At GeekWeek, Mike Le offers up his 20 greatest extended takes in movie history. Don't say I didn't warn you, but you'll be on that page for a while.

The one on that list that slays me every time I see it is from Children of Men. (Le has it at #4 on his list.) Don't watch if you ever plan on seeing the film; it's spoilerful, and the experience of seeing it in the middle of the movie is mind-blowing.)

children-of-men

Alfonso Cuarón reportedly used digital effects to stitch that scene together. Via Wikipedia comes this piece on the film at Animation World Network. I'll quote at length, just to turn this into a continuous shot blog post:

The shot was filmed in six sections and at four different locations over one week and required five seamless digital transitions. Moreover, the camera records the action with a continuous movement that would actually be impossible to create in reality. ...

The plates were shot from a "doggy cam" shooting through the cut-off roof. The director, the cinematographer and the camera operator were actually seated on top of the car, thanks to a special rig, while the vfx crew and other technicians were hiding out of camera range around the traveling car. ...

Given the length of the scene, the team opted to use as much of the original plates as possible, re-timing, warping and painting to reposition actors and parts of the vehicle where they didn't quite line up from section to section. Photographic textures of the entire interior of the car were taken to create a 3D model that could be used to align the 3D tracking data for each section of the shot. The roof was replaced throughout the entire shot, while the dashboard, windscreen and parts of the front doors had to be created in CG in several instances to allow for a smoother transition between plates. ...

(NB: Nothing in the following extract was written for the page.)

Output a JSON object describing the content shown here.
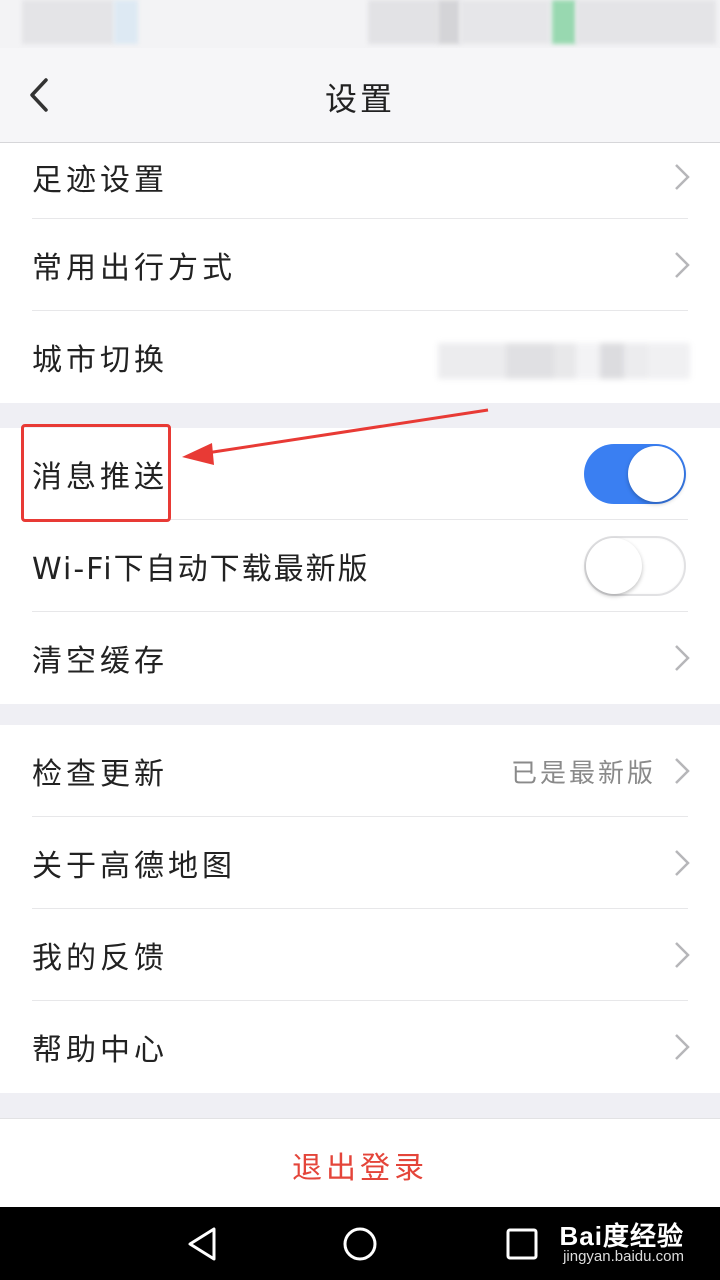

The live-action ambush was greatly enhanced by CG Molotov cocktail, a shattering digital windshield, a bullet hit and blood spurt and even a CG biker and motorcycle to augment a stunt performed during plate photography.

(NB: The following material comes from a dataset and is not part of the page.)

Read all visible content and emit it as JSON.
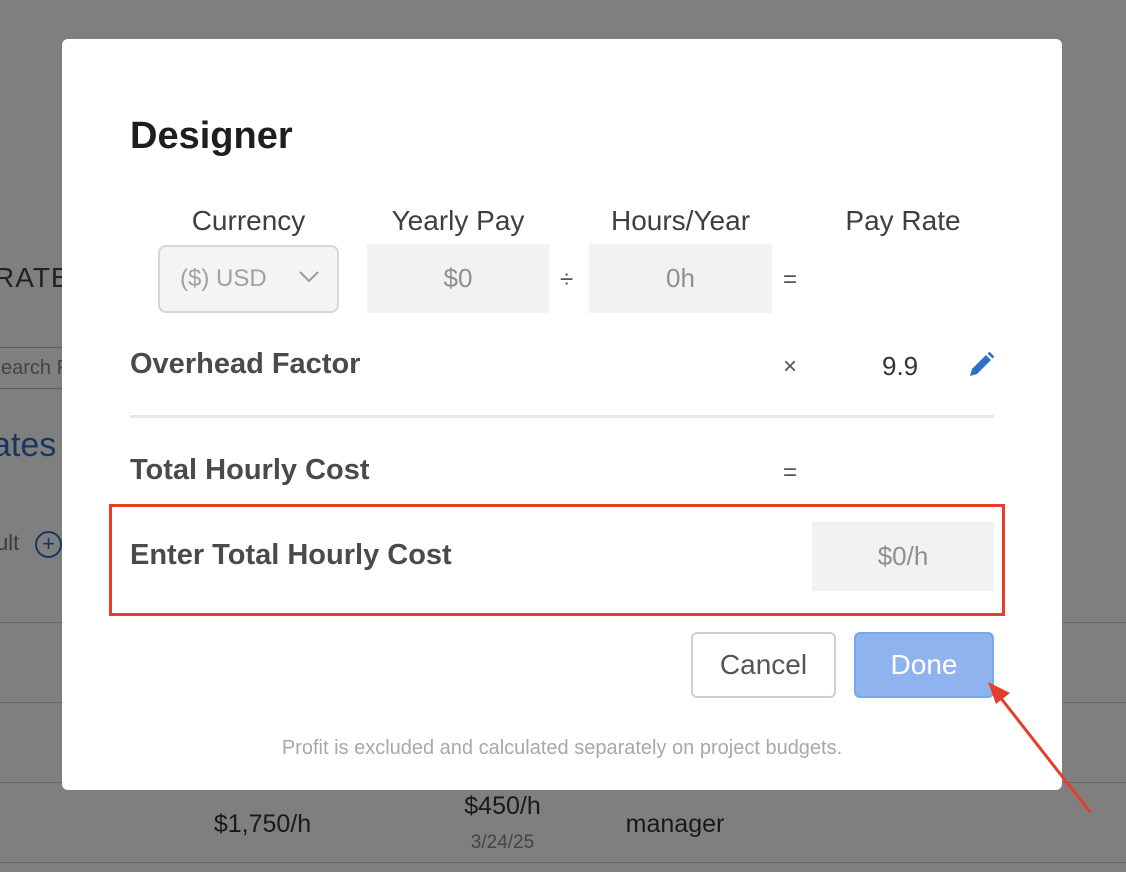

Frankly, for me all of this digital post production makes the shot more impressive. Cuarón and his team had to know what's possible with the technology, and plan, shoot and stitch together accordingly. Hitchcock (whose Rope comes in at #19 on Le's list) and Welles (Touch of Evil at #2) would have loved to have the tools that Cuarón has at his disposal today...

Related point. I'm not a big music video watcher, but three of the ones that have stuck with me over the past couple years are from Feist: 1234, My Moon My Man and I Feel It All are all one take vids.